In this wordless masterpiece, Marla Frazee (All the World) depicts a life-altering meeting between a farmer and a clown.
She begins at sunrise, as the farmer sets out to work. The sun's rays connect the farmer with his modest wooden house in a horizontal embrace. He takes pitchfork to hay. The furrow on his brow echoes the furrows of his field; his long white beard comes to a triangular point. The muted palette plays up the brown of the earth, the gold of the hay, the stark-white clouds. Frazee pays attention to every detail in her pencil-and-gouache illustrations: the thin white band around the farmer's wide-brimmed brown hat picks up the narrow brown suspenders that hold up his matching brown trousers and extend across his spotless white long-sleeved shirt. He takes a break to stand, pitchfork in hand, and watch a circus train--a spray of colors moving on the tracks abutting his farmland. The full-bleed, full-spread image accentuates the seemingly endless horizon line.

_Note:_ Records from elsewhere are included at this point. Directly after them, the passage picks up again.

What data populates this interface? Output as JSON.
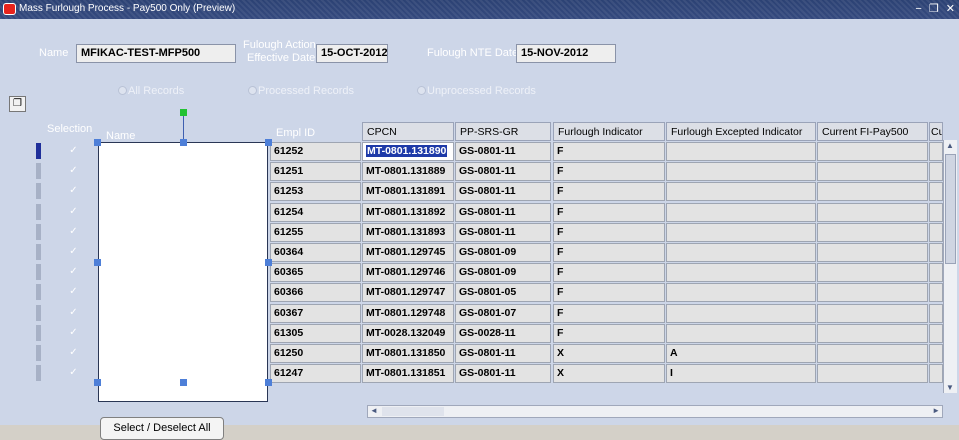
{
  "window": {
    "title": "Mass Furlough Process - Pay500 Only (Preview)",
    "controls": "− ❐ ✕"
  },
  "header": {
    "name_label": "Name",
    "name_value": "MFIKAC-TEST-MFP500",
    "action_label_1": "Fulough Action",
    "action_label_2": "Effective Date",
    "action_value": "15-OCT-2012",
    "nte_label": "Fulough NTE Date",
    "nte_value": "15-NOV-2012"
  },
  "radios": [
    {
      "label": "All Records"
    },
    {
      "label": "Processed Records"
    },
    {
      "label": "Unprocessed Records"
    }
  ],
  "table": {
    "selection_header": "Selection",
    "name_header": "Name",
    "empl_header": "Empl ID",
    "columns": [
      "CPCN",
      "PP-SRS-GR",
      "Furlough Indicator",
      "Furlough Excepted Indicator",
      "Current FI-Pay500",
      "Cu"
    ],
    "rows": [
      {
        "selected": "✓",
        "empl": "61252",
        "cpcn": "MT-0801.131890",
        "pp": "GS-0801-11",
        "fi": "F",
        "fei": "",
        "cur": ""
      },
      {
        "selected": "✓",
        "empl": "61251",
        "cpcn": "MT-0801.131889",
        "pp": "GS-0801-11",
        "fi": "F",
        "fei": "",
        "cur": ""
      },
      {
        "selected": "✓",
        "empl": "61253",
        "cpcn": "MT-0801.131891",
        "pp": "GS-0801-11",
        "fi": "F",
        "fei": "",
        "cur": ""
      },
      {
        "selected": "✓",
        "empl": "61254",
        "cpcn": "MT-0801.131892",
        "pp": "GS-0801-11",
        "fi": "F",
        "fei": "",
        "cur": ""
      },
      {
        "selected": "✓",
        "empl": "61255",
        "cpcn": "MT-0801.131893",
        "pp": "GS-0801-11",
        "fi": "F",
        "fei": "",
        "cur": ""
      },
      {
        "selected": "✓",
        "empl": "60364",
        "cpcn": "MT-0801.129745",
        "pp": "GS-0801-09",
        "fi": "F",
        "fei": "",
        "cur": ""
      },
      {
        "selected": "✓",
        "empl": "60365",
        "cpcn": "MT-0801.129746",
        "pp": "GS-0801-09",
        "fi": "F",
        "fei": "",
        "cur": ""
      },
      {
        "selected": "✓",
        "empl": "60366",
        "cpcn": "MT-0801.129747",
        "pp": "GS-0801-05",
        "fi": "F",
        "fei": "",
        "cur": ""
      },
      {
        "selected": "✓",
        "empl": "60367",
        "cpcn": "MT-0801.129748",
        "pp": "GS-0801-07",
        "fi": "F",
        "fei": "",
        "cur": ""
      },
      {
        "selected": "✓",
        "empl": "61305",
        "cpcn": "MT-0028.132049",
        "pp": "GS-0028-11",
        "fi": "F",
        "fei": "",
        "cur": ""
      },
      {
        "selected": "✓",
        "empl": "61250",
        "cpcn": "MT-0801.131850",
        "pp": "GS-0801-11",
        "fi": "X",
        "fei": "A",
        "cur": ""
      },
      {
        "selected": "✓",
        "empl": "61247",
        "cpcn": "MT-0801.131851",
        "pp": "GS-0801-11",
        "fi": "X",
        "fei": "I",
        "cur": ""
      }
    ]
  },
  "scrollbars": {
    "up": "▲",
    "down": "▼",
    "left": "◄",
    "right": "►"
  },
  "folder_icon": "❐",
  "select_button": "Select / Deselect  All"
}
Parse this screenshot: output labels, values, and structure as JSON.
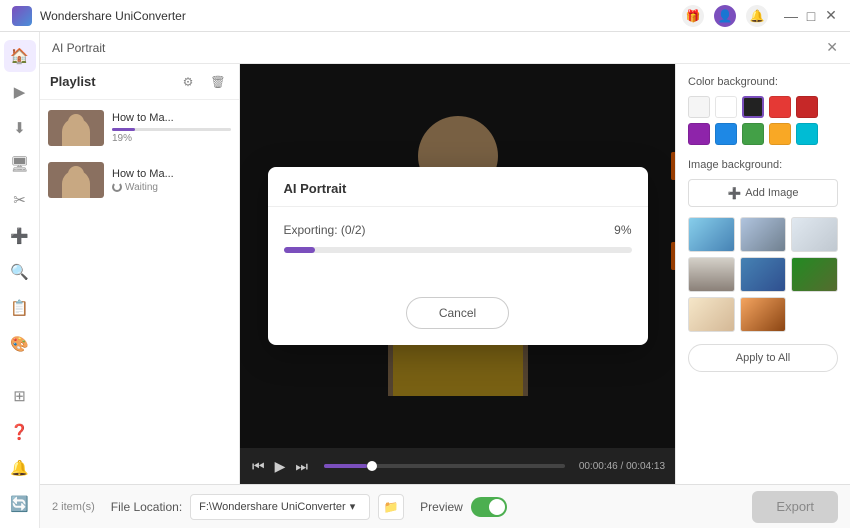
{
  "app": {
    "title": "Wondershare UniConverter",
    "logo_alt": "UniConverter Logo"
  },
  "titlebar": {
    "minimize": "—",
    "maximize": "□",
    "close": "✕"
  },
  "panel": {
    "title": "AI Portrait",
    "close_btn": "✕"
  },
  "playlist": {
    "title": "Playlist",
    "items": [
      {
        "name": "How to Ma...",
        "progress": 19,
        "status": "percent",
        "percent_label": "19%"
      },
      {
        "name": "How to Ma...",
        "progress": 0,
        "status": "waiting",
        "status_label": "Waiting"
      }
    ],
    "count_label": "2 item(s)"
  },
  "video": {
    "time_current": "00:00:46",
    "time_total": "00:04:13",
    "time_display": "00:00:46 / 00:04:13"
  },
  "color_panel": {
    "bg_section_title": "Color background:",
    "img_section_title": "Image background:",
    "add_image_btn": "Add Image",
    "apply_all_btn": "Apply to All",
    "swatches": [
      {
        "color": "#f5f5f5",
        "active": false
      },
      {
        "color": "#ffffff",
        "active": false
      },
      {
        "color": "#222222",
        "active": true
      },
      {
        "color": "#e53935",
        "active": false
      },
      {
        "color": "#c62828",
        "active": false
      },
      {
        "color": "#8e24aa",
        "active": false
      },
      {
        "color": "#1e88e5",
        "active": false
      },
      {
        "color": "#43a047",
        "active": false
      },
      {
        "color": "#f9a825",
        "active": false
      },
      {
        "color": "#00bcd4",
        "active": false
      }
    ]
  },
  "modal": {
    "title": "AI Portrait",
    "status_text": "Exporting: (0/2)",
    "percent": "9%",
    "progress_value": 9,
    "cancel_btn": "Cancel"
  },
  "bottom_bar": {
    "file_location_label": "File Location:",
    "file_path": "F:\\Wondershare UniConverter",
    "preview_label": "Preview",
    "export_btn": "Export"
  },
  "nav": {
    "items": [
      "🏠",
      "▶",
      "⬇",
      "🖥",
      "✂",
      "➕",
      "🔍",
      "📋",
      "🎨",
      "⊞"
    ]
  }
}
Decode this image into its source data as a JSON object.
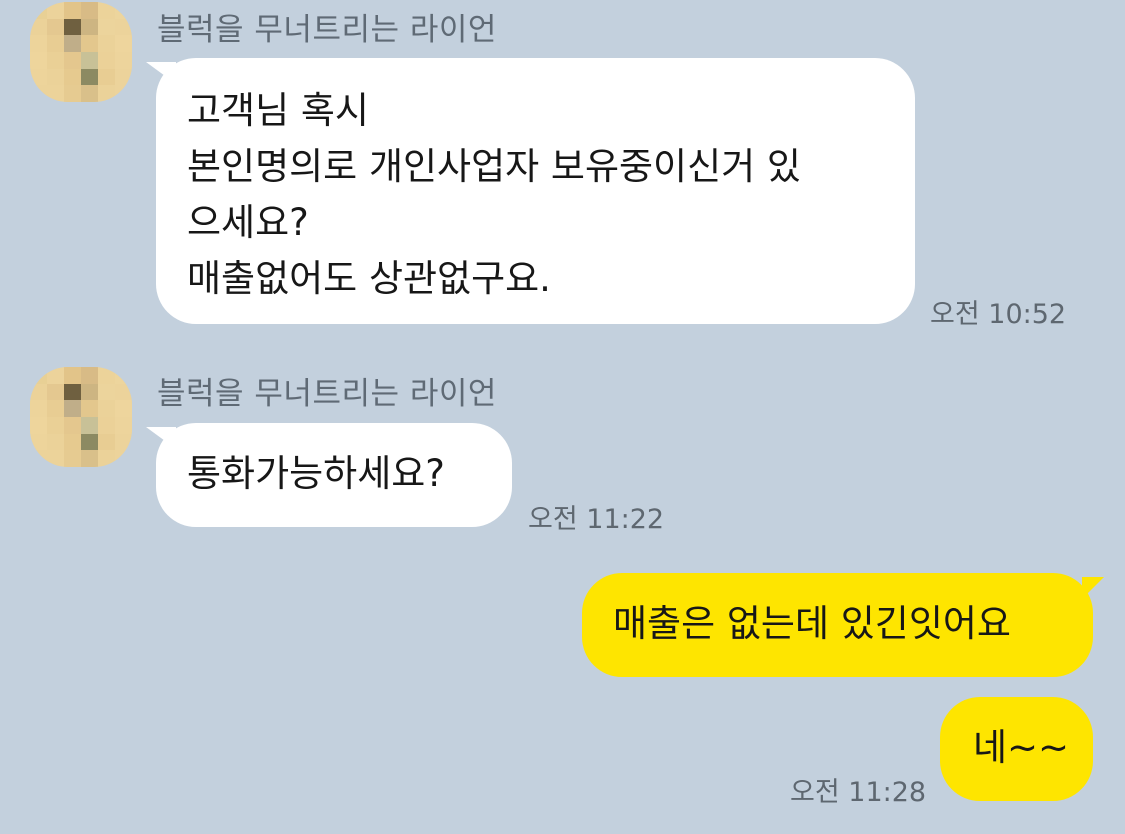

On the next page, something falls from the train, the farmer drops his pitchfork, his posture bent in surprise. In two side-by-side framed images, Frazee charts the farmer's approach and zeroes in on the clown-child left behind, who gives the bearded man a wide smile. At first, the farmer seems nonplussed by the little clown's attempts to make him laugh, with tricks and overtures of affection. But the farmer takes him by the hand--the red upward-pointing clown hat the perfect yin to the yang of the man's downward-pointing snow-white beard. It's sunset as the two reach the house, where a cow, rooster and chickens await.
The man alters his routine, giving up his bed, and even making funny faces to cheer the little fellow. The next day, they do chores together. In a series of vignettes, the man teaches the boy to milk the cow, the clown teaches the farmer to juggle eggs (perhaps the man will improve with practice). Frazee's limited palette brings to the fore the red of the clown's outfit and his bright gold collar; she visually conveys the light this child brings to the farmer's life. But readers know this cannot last.
As the farmer and the clown set out for a picnic, the train returns ("Toot! Toot! Toot!" the only word in the book). They run to the tracks; the boy can hardly contain his energy. A cascade of colors dominates the spread as the clowns envelop the smallest member of their company. But oh what a moving farewell the clown gives his farmer, with the unfettered affection of a child. As the train pulls away, we see that the farmer has given the child a memento. And the farmer has gained something, too. In 32 pages, Frazee takes us on an emotional journey that neither farmer, nor clown--nor reader--will ever forget. --Jennifer M. Brown, children's editor, Shelf Awareness
Shelf Talker: A Caldecott Honor artist takes readers on a wordless emotional journey that begins with a life-altering meeting between a farmer and a clown child thrown from a circus train.